- DESCRIPTION OF THE TASK
Determine the number of lines in the data that contain "JSON", and write only that number.

- MATERIAL SUPPLIED
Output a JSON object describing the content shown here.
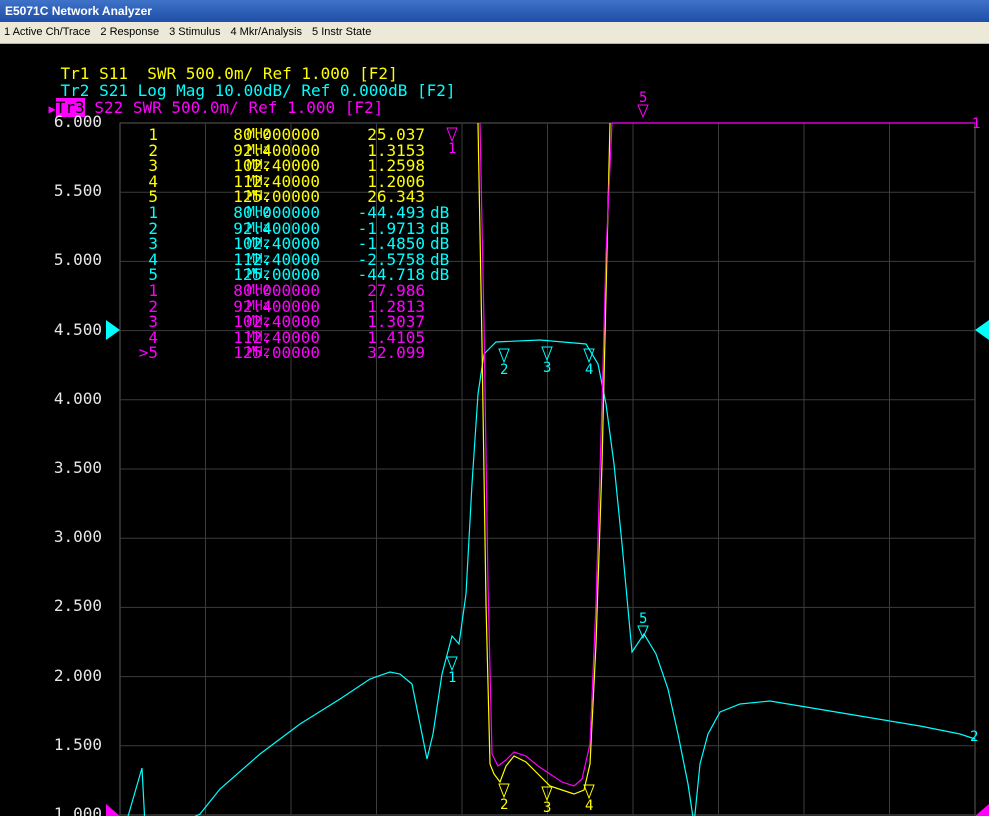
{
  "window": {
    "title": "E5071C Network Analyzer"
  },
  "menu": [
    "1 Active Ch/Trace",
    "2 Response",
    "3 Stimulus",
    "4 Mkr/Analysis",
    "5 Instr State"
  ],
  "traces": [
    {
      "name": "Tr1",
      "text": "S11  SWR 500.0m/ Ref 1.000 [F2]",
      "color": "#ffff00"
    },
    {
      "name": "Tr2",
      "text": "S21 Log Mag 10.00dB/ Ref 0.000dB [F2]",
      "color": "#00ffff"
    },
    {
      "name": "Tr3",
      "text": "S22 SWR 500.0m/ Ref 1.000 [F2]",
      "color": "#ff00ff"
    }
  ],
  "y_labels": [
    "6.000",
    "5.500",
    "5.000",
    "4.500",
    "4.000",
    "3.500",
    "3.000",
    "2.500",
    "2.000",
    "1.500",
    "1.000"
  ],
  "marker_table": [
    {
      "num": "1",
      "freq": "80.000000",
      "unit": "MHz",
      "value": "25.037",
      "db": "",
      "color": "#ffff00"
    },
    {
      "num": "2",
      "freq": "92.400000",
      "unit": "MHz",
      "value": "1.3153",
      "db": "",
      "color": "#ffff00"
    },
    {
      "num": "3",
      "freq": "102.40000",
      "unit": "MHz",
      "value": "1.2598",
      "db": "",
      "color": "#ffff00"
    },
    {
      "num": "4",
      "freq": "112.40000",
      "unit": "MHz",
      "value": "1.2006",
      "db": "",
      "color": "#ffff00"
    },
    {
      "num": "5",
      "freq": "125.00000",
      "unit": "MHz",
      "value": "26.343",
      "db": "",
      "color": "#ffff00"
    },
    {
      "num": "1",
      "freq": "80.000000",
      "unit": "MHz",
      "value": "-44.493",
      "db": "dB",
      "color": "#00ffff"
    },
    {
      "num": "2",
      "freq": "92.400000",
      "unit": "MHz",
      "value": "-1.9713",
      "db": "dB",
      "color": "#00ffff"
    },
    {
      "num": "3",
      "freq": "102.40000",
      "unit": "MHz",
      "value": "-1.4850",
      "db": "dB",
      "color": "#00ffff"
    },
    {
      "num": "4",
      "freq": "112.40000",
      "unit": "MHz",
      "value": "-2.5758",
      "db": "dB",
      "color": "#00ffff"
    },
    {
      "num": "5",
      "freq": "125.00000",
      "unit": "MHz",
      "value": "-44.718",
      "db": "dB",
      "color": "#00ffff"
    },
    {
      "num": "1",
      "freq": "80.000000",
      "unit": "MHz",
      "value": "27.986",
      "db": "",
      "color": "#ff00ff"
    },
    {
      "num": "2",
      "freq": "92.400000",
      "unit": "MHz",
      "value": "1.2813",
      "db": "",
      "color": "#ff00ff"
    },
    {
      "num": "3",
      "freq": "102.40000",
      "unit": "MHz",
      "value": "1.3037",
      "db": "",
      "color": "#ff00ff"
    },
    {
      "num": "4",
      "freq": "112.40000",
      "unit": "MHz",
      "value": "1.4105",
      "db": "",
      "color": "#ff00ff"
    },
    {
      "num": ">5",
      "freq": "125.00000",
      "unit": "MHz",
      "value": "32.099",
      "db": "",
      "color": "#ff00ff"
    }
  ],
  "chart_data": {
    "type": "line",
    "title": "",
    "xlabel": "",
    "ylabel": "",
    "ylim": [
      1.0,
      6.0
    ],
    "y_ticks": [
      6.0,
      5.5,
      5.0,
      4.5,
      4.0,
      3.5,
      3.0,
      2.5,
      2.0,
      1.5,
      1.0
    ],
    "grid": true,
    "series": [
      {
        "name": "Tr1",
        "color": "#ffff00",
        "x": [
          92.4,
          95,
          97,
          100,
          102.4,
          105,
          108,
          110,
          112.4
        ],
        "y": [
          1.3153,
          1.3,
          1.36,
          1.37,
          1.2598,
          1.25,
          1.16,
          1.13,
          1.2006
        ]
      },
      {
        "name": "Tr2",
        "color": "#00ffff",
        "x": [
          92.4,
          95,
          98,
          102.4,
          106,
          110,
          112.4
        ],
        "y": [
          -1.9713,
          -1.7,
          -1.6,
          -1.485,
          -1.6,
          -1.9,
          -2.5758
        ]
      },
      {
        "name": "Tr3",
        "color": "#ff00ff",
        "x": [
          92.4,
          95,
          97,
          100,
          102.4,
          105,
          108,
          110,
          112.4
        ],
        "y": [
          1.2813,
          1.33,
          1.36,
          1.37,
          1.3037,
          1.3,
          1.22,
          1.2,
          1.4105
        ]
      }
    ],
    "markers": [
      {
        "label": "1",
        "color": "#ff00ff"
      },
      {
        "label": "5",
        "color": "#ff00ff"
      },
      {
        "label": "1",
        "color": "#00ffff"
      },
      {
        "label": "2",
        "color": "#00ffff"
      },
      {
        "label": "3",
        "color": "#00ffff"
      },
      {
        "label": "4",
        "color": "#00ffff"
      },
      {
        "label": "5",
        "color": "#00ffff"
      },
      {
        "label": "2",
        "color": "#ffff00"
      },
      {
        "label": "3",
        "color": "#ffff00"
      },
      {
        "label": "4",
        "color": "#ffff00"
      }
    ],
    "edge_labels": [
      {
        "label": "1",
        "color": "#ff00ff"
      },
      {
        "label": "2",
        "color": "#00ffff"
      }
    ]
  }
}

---

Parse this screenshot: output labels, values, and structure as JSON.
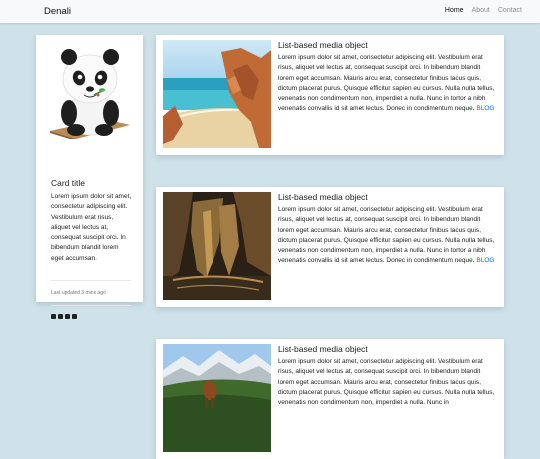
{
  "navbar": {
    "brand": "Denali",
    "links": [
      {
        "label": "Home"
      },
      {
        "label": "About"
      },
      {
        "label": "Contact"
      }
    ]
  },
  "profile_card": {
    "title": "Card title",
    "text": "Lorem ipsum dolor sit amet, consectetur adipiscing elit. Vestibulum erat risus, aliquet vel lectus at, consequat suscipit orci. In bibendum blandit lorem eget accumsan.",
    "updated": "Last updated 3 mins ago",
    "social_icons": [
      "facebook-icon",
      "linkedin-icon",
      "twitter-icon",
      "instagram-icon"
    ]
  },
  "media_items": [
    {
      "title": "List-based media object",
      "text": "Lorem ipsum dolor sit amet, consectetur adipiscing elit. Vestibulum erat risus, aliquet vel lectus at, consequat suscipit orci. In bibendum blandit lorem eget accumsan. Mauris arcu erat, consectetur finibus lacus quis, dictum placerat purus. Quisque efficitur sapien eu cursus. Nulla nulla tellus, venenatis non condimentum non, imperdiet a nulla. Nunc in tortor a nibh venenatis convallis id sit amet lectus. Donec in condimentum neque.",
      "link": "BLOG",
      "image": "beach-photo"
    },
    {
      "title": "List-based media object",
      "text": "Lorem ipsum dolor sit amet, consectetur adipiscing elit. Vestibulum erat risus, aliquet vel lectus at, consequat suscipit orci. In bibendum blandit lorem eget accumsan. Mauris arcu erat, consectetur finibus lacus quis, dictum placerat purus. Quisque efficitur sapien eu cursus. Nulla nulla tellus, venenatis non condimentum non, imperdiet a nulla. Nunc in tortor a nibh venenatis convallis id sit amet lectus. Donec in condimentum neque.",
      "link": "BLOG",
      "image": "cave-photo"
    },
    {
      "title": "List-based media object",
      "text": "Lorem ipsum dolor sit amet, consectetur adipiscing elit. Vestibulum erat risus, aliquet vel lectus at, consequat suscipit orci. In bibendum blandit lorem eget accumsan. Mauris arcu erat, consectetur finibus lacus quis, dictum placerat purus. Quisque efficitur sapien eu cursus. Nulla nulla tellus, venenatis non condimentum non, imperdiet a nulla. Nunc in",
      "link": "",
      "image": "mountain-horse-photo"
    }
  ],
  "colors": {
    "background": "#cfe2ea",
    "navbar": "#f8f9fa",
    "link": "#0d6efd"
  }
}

- SOLUTION FOR THIS TASK
2